Dr. Mike Robinson, LC Communication Studies Professor~
One of the scariest things that I ever saw happened on a very small scale on a very ordinary day a little over twenty years ago. Yet it chilled me to the core and still gives me goosebumps when I think about it to this very day.
At the time, I was living in a house in Bowling Green, Ohio, a town with a serious bias against renting to cat owners. After scouring a number of apartment complexes, I found this two-bedroom home. It was a little brick house on a slab that was placed strangely in a lot that created the impression that my yard was a public park. I loved this home for its very oddness. One of my favorite features was what I called “the Home Ec kitchen,” a large space with more cabinets than a single person could possibly need and the kind of big wall oven that I had always coveted since growing up watching The Brady Bunch.
Now my happy home did have a few downsides. It got very hot in the summer. There was a plant trying to grow in the back of the hall closet. And the place had plenty of insects. Crickets got in a lot. My cat ate them. However, there was an ant problem. The previous owners had very young children who left the carpet a sticky disaster. I imagine the ants had gotten quite used to some snacks here and there.

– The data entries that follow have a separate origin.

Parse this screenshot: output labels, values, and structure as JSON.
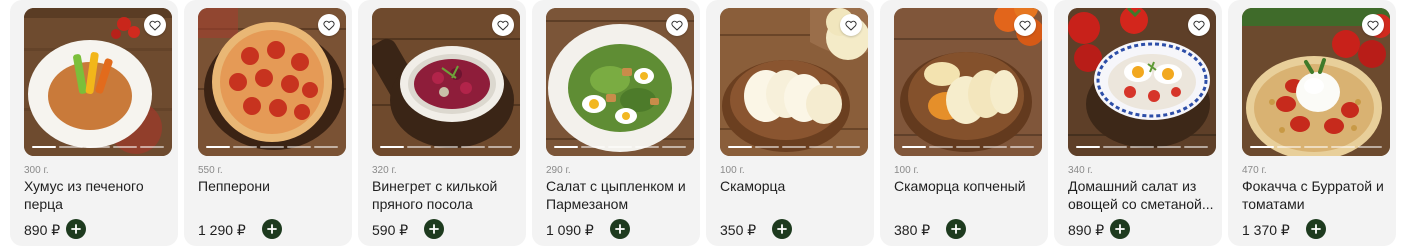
{
  "currency": "₽",
  "colors": {
    "add_button": "#1d3a1e",
    "card_bg": "#f3f3f3",
    "weight_text": "#8a8a8a"
  },
  "products": [
    {
      "weight": "300 г.",
      "name": "Хумус из печеного перца",
      "price": "890 ₽",
      "image": "hummus-plate",
      "favorite": "heart-icon"
    },
    {
      "weight": "550 г.",
      "name": "Пепперони",
      "price": "1 290 ₽",
      "image": "pepperoni-pizza",
      "favorite": "heart-icon"
    },
    {
      "weight": "320 г.",
      "name": "Винегрет с килькой пряного посола",
      "price": "590 ₽",
      "image": "vinaigrette-bowl",
      "favorite": "heart-icon"
    },
    {
      "weight": "290 г.",
      "name": "Салат с цыпленком и Пармезаном",
      "price": "1 090 ₽",
      "image": "caesar-salad",
      "favorite": "heart-icon"
    },
    {
      "weight": "100 г.",
      "name": "Скаморца",
      "price": "350 ₽",
      "image": "scamorza-cheese",
      "favorite": "heart-icon"
    },
    {
      "weight": "100 г.",
      "name": "Скаморца копченый",
      "price": "380 ₽",
      "image": "smoked-scamorza",
      "favorite": "heart-icon"
    },
    {
      "weight": "340 г.",
      "name": "Домашний салат из овощей со сметаной...",
      "price": "890 ₽",
      "image": "vegetable-salad",
      "favorite": "heart-icon"
    },
    {
      "weight": "470 г.",
      "name": "Фокачча с Бурратой и томатами",
      "price": "1 370 ₽",
      "image": "focaccia-burrata",
      "favorite": "heart-icon"
    }
  ]
}
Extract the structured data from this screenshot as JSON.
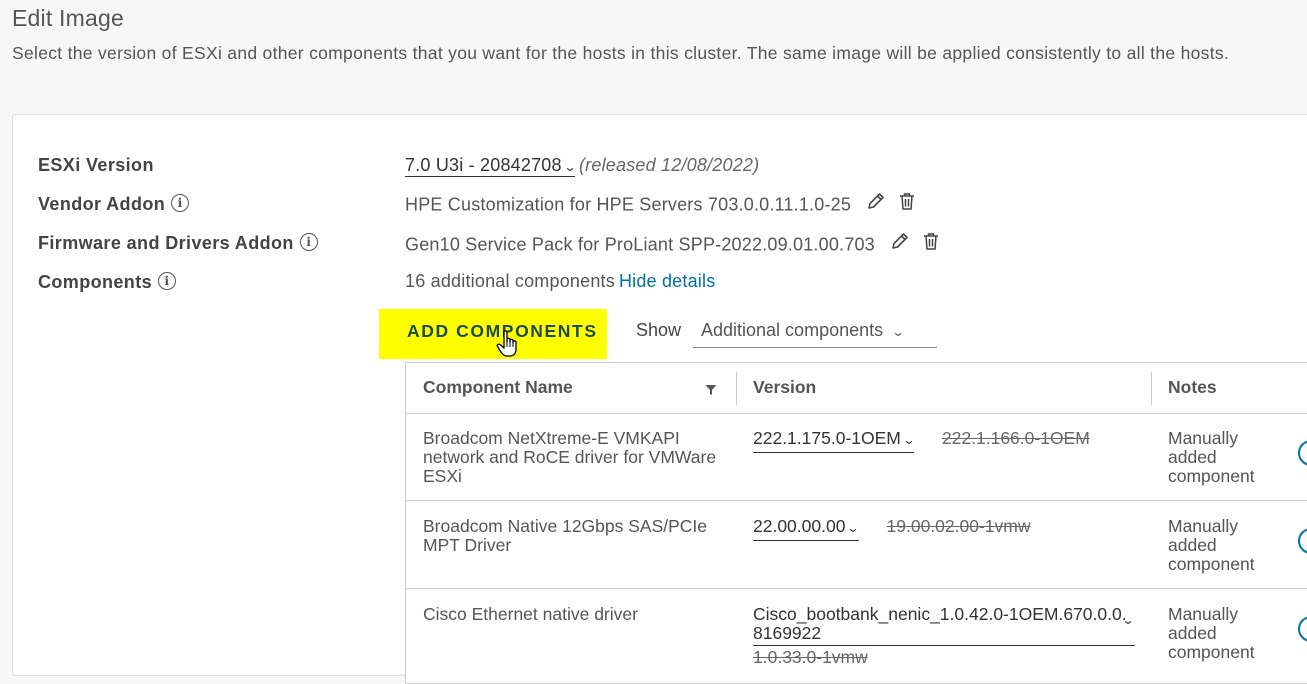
{
  "page": {
    "title": "Edit Image",
    "description": "Select the version of ESXi and other components that you want for the hosts in this cluster. The same image will be applied consistently to all the hosts."
  },
  "fields": {
    "esxi_version": {
      "label": "ESXi Version",
      "value": "7.0 U3i - 20842708",
      "released": "(released 12/08/2022)"
    },
    "vendor_addon": {
      "label": "Vendor Addon",
      "value": "HPE Customization for HPE Servers 703.0.0.11.1.0-25"
    },
    "firmware_addon": {
      "label": "Firmware and Drivers Addon",
      "value": "Gen10 Service Pack for ProLiant SPP-2022.09.01.00.703"
    },
    "components": {
      "label": "Components",
      "count_text": "16 additional components",
      "toggle_link": "Hide details"
    }
  },
  "toolbar": {
    "add_components_label": "ADD COMPONENTS",
    "show_label": "Show",
    "show_selected": "Additional components"
  },
  "table": {
    "headers": {
      "name": "Component Name",
      "version": "Version",
      "notes": "Notes"
    },
    "rows": [
      {
        "name": "Broadcom NetXtreme-E VMKAPI network and RoCE driver for VMWare ESXi",
        "version": "222.1.175.0-1OEM",
        "old_version": "222.1.166.0-1OEM",
        "notes": "Manually added component"
      },
      {
        "name": "Broadcom Native 12Gbps SAS/PCIe MPT Driver",
        "version": "22.00.00.00",
        "old_version": "19.00.02.00-1vmw",
        "notes": "Manually added component"
      },
      {
        "name": "Cisco Ethernet native driver",
        "version": "Cisco_bootbank_nenic_1.0.42.0-1OEM.670.0.0.8169922",
        "old_version": "1.0.33.0-1vmw",
        "notes": "Manually added component"
      }
    ]
  },
  "colors": {
    "link": "#0072a3",
    "highlight": "#ffff00"
  }
}
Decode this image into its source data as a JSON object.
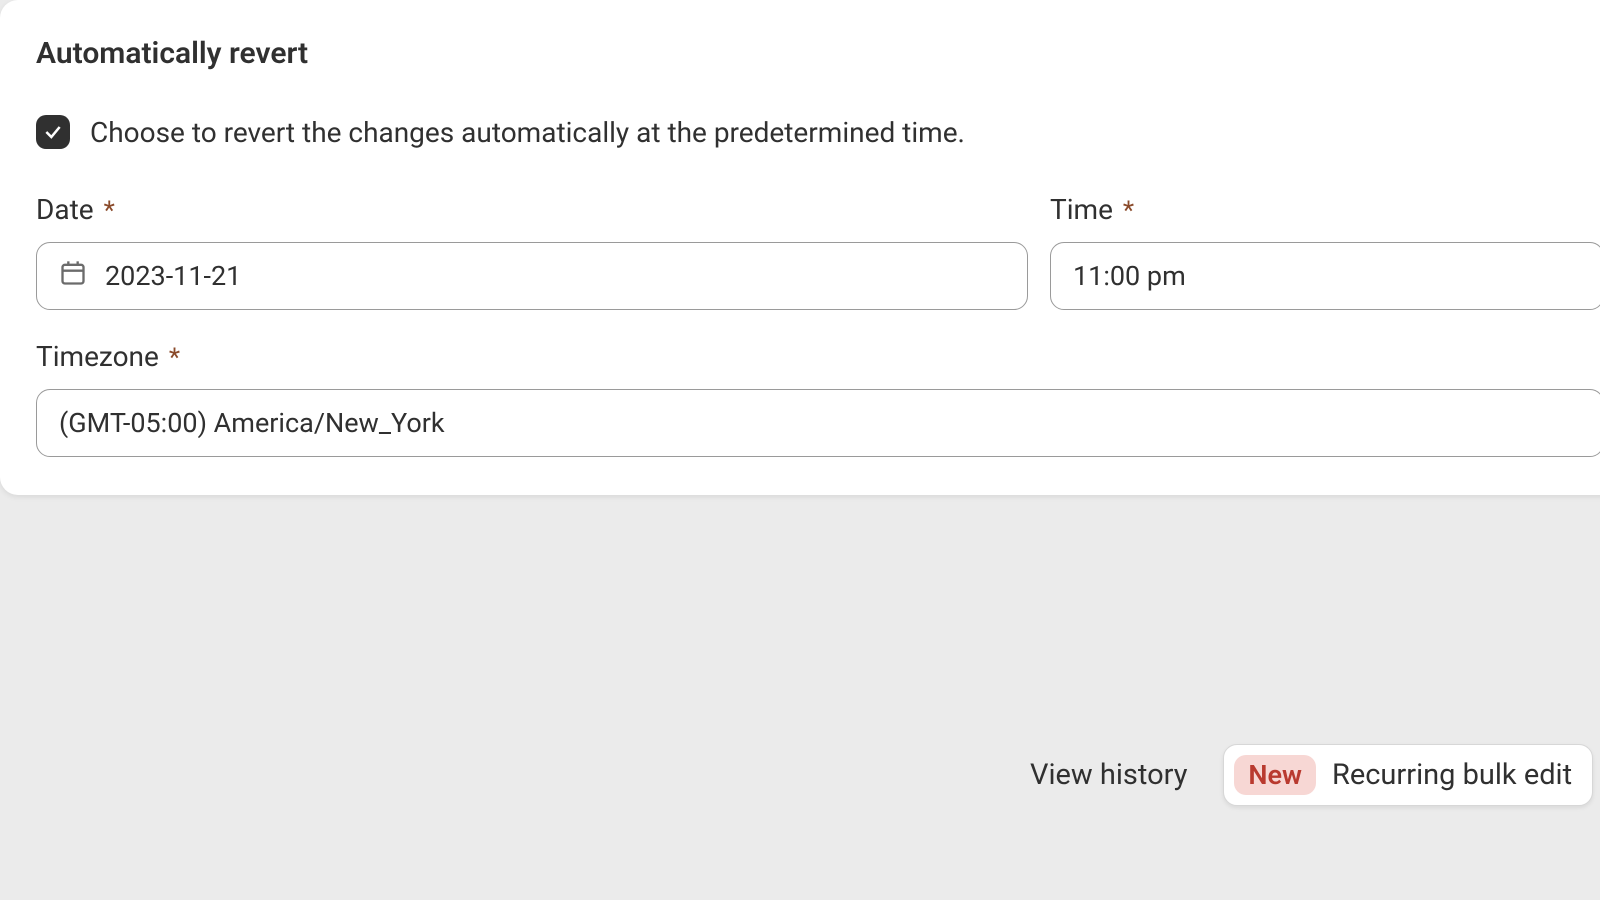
{
  "section": {
    "title": "Automatically revert",
    "checkbox_label": "Choose to revert the changes automatically at the predetermined time.",
    "checked": true
  },
  "fields": {
    "date": {
      "label": "Date",
      "required": "*",
      "value": "2023-11-21"
    },
    "time": {
      "label": "Time",
      "required": "*",
      "value": "11:00 pm"
    },
    "timezone": {
      "label": "Timezone",
      "required": "*",
      "value": "(GMT-05:00) America/New_York"
    }
  },
  "footer": {
    "view_history": "View history",
    "badge": "New",
    "recurring_label": "Recurring bulk edit"
  }
}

There were two main groups of ants. The big black ones sometimes made their way into the bathroom, but by the time the events of this story occurred, I had pretty much defeated them in an epic battle of poison and more poison. The other group of ants was smaller and, in a way, kind of comical. They swarmed in the laundry room from time to time, swirling around in easily vacuumed up clumps. The tiny ants and I had reached a state of détente, peacefully coexisting as long as they stayed in their place.
One day though, I made a mistake. I put a pizza box next to the trash under the sink. The lure proved irresistible to the family Formicidae. Overnight they launched an expedition and established a supply line running bits of cheese and bread back to their domain. As invasions go though, it was fairly courteous. They skirted along the side under the eaves of the cabinet above.
But that was their fatal error. Unbeknownst to them and me, something had chosen an ideal position from which to hunt. And so, as I watched the ant parade, a disturbingly and impossibly long set of arachnid legs slowly unfurled from above and plucked up a worker from the trail.
Like that, the ant was gone.
Ants being ants, they just trudged along with enviable single-mindedness. I was left feeling the dread. One of them had just been picked off, erased, and none of her hive mates knew any better. In numbers, ants can be quite formidable, but the attack was so stealthy no insectoid equivalent of alarm was raised.
Predation is a fact of the natural world, but this felt like something more to me – a lesson in the cold and random nature of the universe.